● **Task prompt**: State the number of lines in these records that include the string "true", and say nothing more.

[Start of Attachment]

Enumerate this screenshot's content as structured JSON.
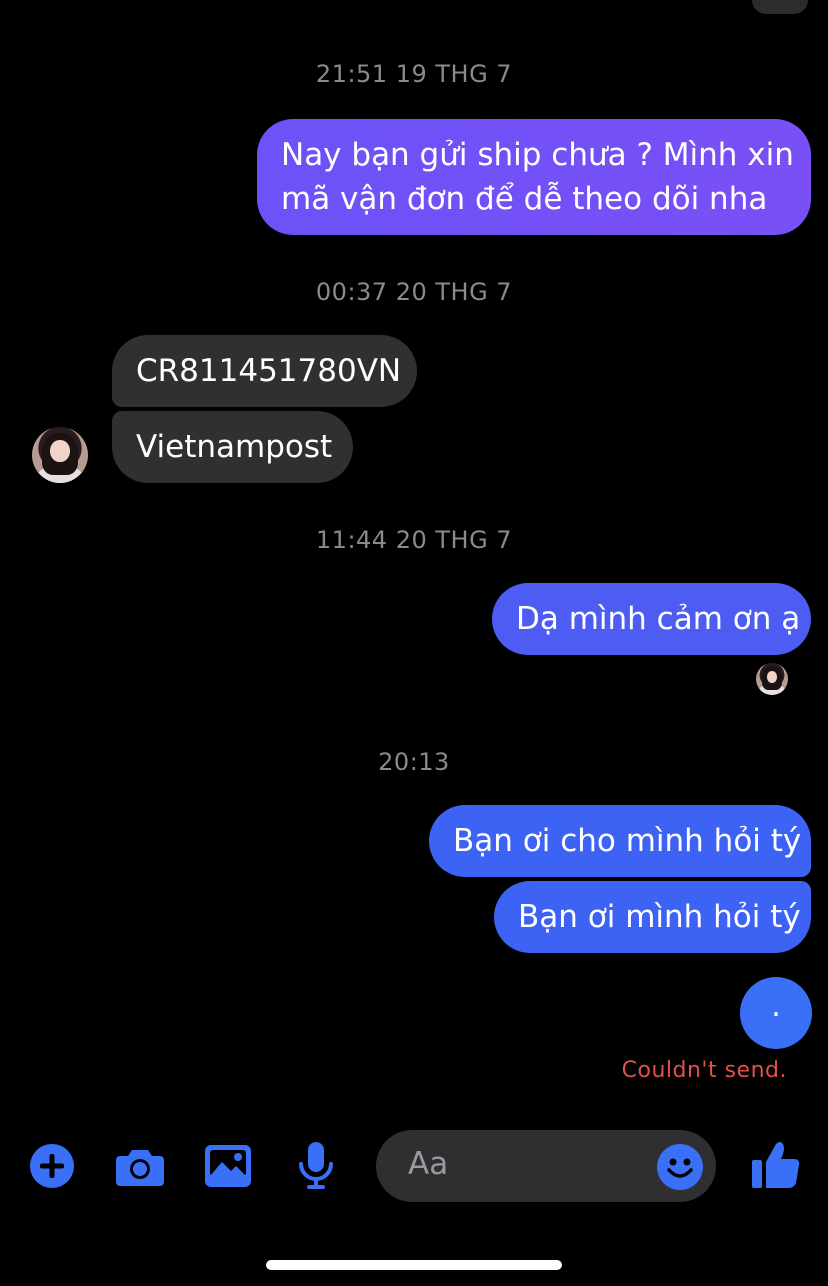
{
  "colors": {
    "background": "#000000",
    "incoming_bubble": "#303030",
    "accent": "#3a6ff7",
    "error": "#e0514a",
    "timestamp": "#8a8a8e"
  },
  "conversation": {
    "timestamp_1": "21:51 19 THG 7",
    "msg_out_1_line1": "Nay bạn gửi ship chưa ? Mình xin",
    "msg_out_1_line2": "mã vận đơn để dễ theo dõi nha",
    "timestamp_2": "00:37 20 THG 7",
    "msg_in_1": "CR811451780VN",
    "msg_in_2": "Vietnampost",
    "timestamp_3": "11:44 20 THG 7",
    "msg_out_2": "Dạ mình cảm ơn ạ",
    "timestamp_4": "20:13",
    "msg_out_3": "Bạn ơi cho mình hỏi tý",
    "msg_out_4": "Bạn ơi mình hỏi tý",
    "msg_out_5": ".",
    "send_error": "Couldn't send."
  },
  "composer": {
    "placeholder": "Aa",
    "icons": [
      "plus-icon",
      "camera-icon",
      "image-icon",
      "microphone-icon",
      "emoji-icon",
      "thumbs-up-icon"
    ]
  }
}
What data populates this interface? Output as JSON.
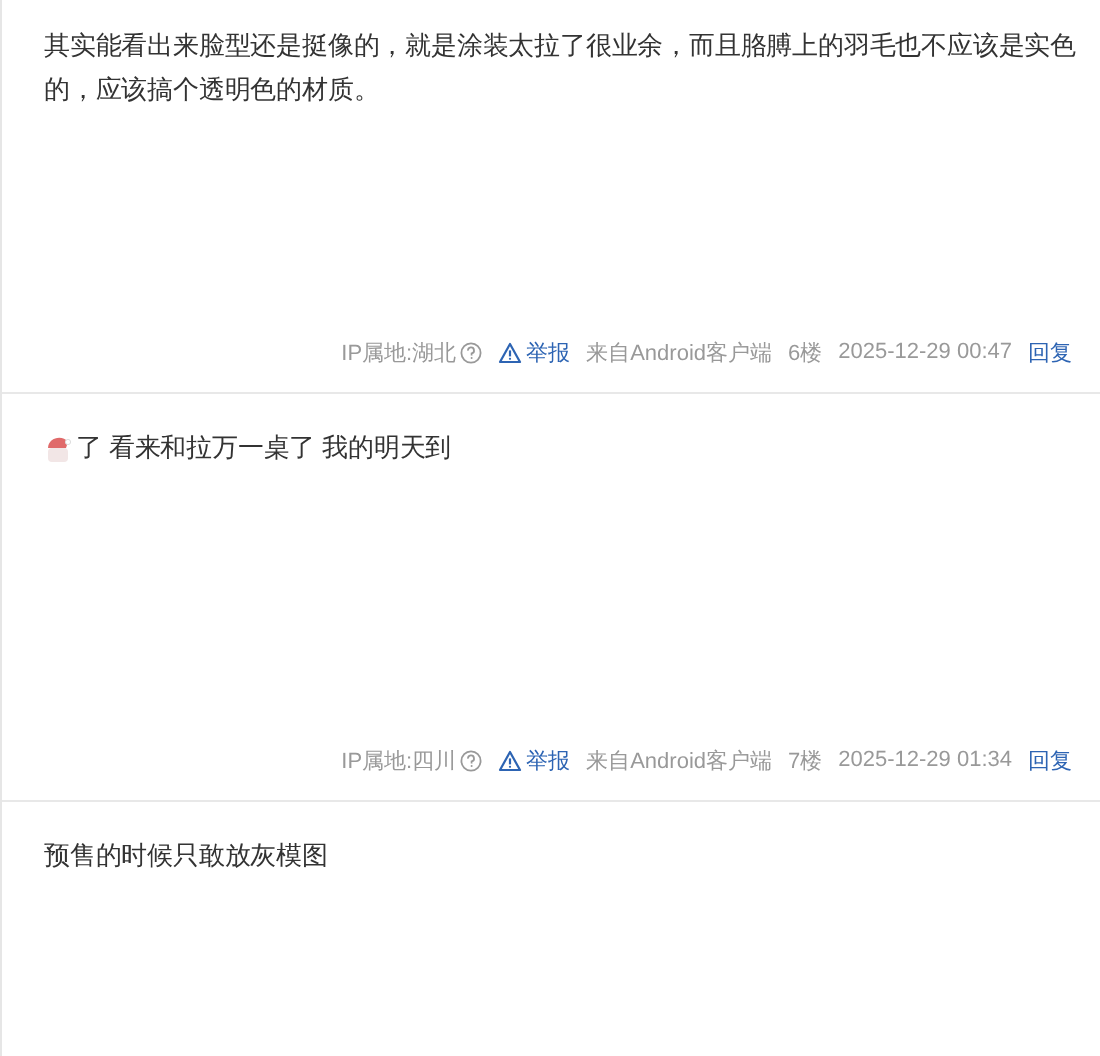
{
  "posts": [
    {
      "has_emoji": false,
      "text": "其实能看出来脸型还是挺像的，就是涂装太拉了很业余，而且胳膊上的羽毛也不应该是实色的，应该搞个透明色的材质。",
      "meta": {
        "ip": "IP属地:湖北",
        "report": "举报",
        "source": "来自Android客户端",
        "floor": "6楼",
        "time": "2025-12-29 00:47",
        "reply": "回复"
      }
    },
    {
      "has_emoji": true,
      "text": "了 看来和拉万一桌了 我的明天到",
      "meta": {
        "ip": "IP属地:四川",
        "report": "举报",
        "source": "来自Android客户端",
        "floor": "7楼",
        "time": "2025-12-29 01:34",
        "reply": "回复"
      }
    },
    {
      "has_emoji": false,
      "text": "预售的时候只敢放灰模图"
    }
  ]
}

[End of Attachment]
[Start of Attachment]

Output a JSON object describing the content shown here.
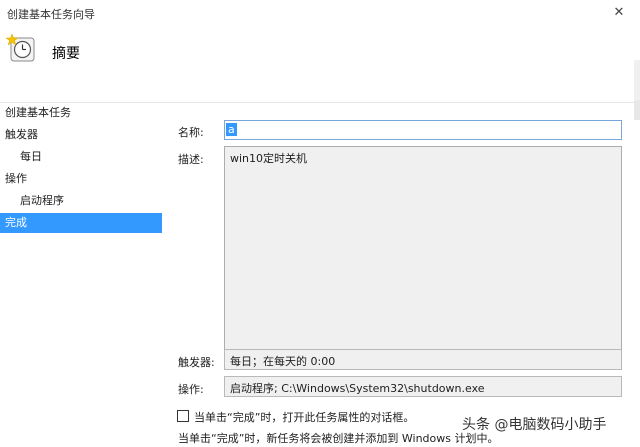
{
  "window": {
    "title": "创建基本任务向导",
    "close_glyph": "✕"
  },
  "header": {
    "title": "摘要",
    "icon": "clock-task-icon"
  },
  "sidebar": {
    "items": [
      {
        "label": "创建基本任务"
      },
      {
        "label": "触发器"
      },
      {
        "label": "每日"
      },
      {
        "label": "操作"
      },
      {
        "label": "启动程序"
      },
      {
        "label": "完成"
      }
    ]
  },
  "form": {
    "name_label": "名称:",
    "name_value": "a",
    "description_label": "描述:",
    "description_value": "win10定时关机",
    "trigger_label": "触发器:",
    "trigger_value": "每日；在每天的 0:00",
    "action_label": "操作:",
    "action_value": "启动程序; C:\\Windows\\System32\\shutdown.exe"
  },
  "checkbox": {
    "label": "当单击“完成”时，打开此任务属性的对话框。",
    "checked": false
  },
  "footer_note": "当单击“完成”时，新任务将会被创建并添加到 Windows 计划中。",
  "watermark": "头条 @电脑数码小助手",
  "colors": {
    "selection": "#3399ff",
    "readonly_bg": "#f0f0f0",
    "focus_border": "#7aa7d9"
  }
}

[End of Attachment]
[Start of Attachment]

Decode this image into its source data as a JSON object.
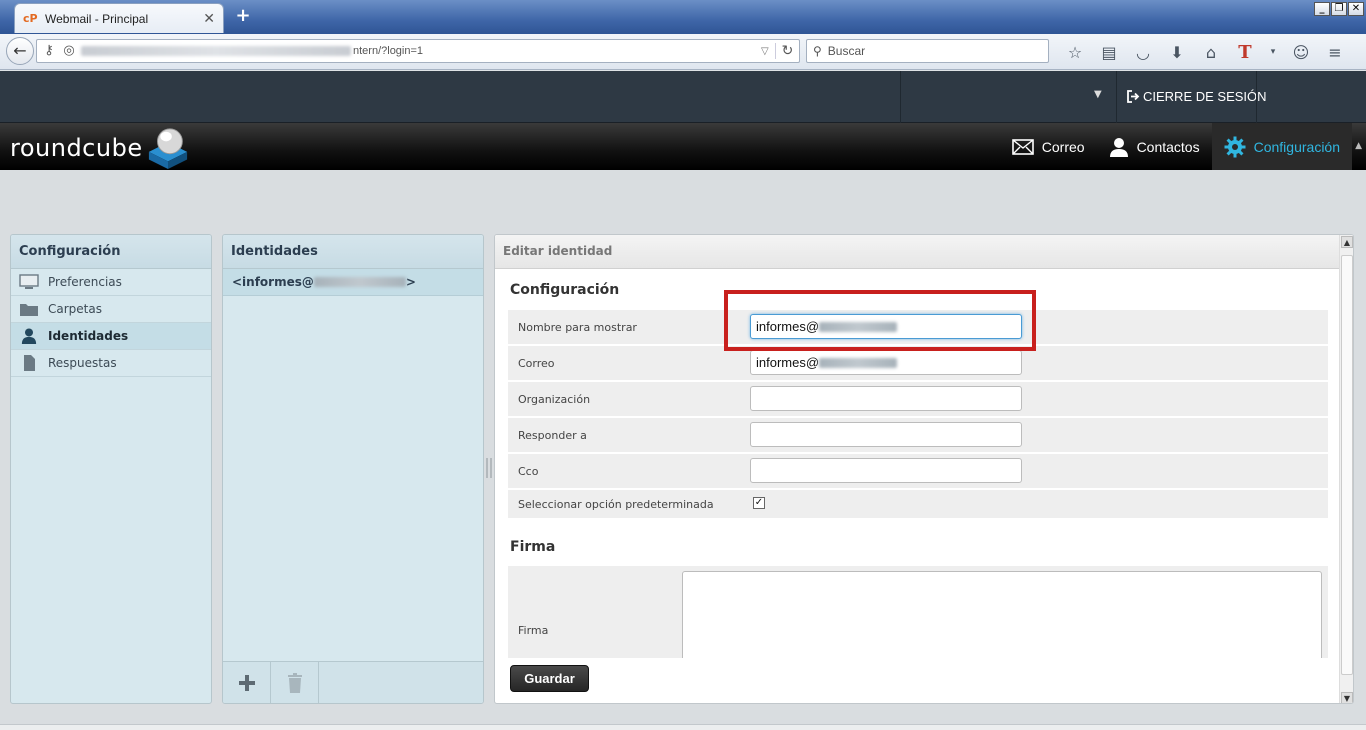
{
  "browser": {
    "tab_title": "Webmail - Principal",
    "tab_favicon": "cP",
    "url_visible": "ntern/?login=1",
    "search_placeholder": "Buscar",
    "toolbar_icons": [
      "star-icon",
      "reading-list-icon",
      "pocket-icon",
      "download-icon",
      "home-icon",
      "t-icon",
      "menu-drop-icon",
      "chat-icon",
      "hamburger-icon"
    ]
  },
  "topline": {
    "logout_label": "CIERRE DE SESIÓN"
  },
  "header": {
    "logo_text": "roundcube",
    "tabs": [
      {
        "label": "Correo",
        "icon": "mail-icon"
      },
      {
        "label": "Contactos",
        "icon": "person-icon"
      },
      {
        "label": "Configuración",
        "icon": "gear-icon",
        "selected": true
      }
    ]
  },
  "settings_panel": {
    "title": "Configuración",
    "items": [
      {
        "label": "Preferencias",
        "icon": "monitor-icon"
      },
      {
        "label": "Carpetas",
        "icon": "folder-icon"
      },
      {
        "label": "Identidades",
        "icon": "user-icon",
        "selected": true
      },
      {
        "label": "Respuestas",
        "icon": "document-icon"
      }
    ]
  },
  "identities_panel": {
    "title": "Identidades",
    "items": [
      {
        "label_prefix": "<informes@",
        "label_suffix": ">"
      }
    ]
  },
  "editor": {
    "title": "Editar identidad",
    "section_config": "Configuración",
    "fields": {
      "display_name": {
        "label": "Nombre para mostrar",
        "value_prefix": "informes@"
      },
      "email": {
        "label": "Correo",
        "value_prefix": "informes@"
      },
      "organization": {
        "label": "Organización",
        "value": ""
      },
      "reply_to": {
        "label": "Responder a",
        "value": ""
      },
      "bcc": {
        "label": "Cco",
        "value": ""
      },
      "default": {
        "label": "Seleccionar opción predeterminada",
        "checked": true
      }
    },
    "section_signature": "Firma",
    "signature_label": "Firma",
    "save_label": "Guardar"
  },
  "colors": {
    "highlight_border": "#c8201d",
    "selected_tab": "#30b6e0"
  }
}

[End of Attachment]

● **Written answer**: 4